THE HITS AND VIEWS RELATIONSHIP
“If you don’t drive your business, you will be driven out of business.”
THE DRIVER’S SEAT
Business owners face many challenges. Simply getting to the point of opening a business can be a challenge in and of itself. You have made a decision to invest your money, time, blood, sweat, and tears into doing a particular field of work. You’ve done your research and know where there is a need, a hole, in what is available. You have likely mastered what is necessary to stand apart by filling that hole. You took the risk and entered the market putting your money, and your future, where your mouth is. Now you face a new challenge: How do I use the Internet to increase my sales and grow my business? What role do hits play?
The goal of this blog is to help you on your way. Over the course of four blogs we will present simple tools you can incorporate to boost your SEO strategy and turn hits into sales. If you follow the steps in these blogs we expect three things to happen:
- You will see an increase in your sites “hits”
- You will see those hits turn into increased site visits
- You will then see those visits turn into opportunities for increased sales
It all begins the same way you started your business—transitioning from the passenger seat to the driver seat. This particular blog will outline some important distinctions before jumping into how to accomplish this feat more specifically.

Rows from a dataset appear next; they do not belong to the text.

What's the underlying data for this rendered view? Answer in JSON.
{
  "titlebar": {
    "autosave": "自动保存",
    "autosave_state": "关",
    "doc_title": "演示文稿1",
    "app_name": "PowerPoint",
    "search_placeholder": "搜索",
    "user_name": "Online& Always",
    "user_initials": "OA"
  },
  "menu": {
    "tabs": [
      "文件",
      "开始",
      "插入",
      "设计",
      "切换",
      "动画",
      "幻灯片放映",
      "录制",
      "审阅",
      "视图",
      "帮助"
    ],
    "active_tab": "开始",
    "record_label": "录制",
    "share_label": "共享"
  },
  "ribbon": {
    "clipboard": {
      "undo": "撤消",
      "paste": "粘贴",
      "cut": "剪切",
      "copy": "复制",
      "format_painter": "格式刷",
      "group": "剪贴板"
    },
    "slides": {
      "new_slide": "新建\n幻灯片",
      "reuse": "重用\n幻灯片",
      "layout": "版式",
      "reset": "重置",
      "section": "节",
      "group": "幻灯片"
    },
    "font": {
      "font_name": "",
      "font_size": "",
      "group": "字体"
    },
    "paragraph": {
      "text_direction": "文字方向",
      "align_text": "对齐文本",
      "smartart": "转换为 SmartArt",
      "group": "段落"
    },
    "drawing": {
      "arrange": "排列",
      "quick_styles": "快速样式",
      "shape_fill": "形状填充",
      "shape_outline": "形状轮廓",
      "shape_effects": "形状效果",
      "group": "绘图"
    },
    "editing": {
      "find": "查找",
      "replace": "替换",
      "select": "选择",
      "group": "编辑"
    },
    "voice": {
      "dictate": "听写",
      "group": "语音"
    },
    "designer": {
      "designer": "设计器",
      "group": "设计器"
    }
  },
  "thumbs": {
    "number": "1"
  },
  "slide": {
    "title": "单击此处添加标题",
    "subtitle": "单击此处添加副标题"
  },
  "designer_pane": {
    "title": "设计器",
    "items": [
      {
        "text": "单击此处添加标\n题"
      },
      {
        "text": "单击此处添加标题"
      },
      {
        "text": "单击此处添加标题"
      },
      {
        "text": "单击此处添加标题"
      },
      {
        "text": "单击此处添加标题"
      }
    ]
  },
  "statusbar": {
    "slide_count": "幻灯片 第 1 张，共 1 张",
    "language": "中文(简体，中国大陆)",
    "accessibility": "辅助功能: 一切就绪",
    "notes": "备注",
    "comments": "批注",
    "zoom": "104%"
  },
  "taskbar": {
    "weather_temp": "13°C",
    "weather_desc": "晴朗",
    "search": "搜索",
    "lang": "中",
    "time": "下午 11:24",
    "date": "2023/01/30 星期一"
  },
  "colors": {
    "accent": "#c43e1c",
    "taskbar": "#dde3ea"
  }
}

TURNING HITS INTO SALES
What Are “Hits”? Why Do They Matter?
Up front it is important to note that hits are not visits. Hits work alongside visits. A hit is a file on your website. Each picture on your website page would yield a hit. The content and header would each yield hits. The average site visit yields 15 hits. You can increase hits rather easily. You just add more “things” or objects on each page. Getting visits can be a bit trickier. Hits matter because they can attract visits. When you optimize the content on each page, like making your images “search engine friendly”, you have opportunities to show up in more searches and to solidify your presence on others.
What Are “Visits”?
Depending on your website data collection software visits may vary. There are two primary types of visitors that make visits. The first is a unique visitor. This visit is logged each time a new IP address visits your page. There are some nuances that could muddy this a bit, but you are likely looking to increase unique visitors if you are looking for new (not returning) customers. There is also a general category of visitors. These statistics point to how many times someone actually arrived on one of your pages (a site visit). This includes unique and returning visitors. An important part of each visit is that it includes “browsing”. That simply means people are seeing what you’ve created.
To access the other articles in this series, use the links below: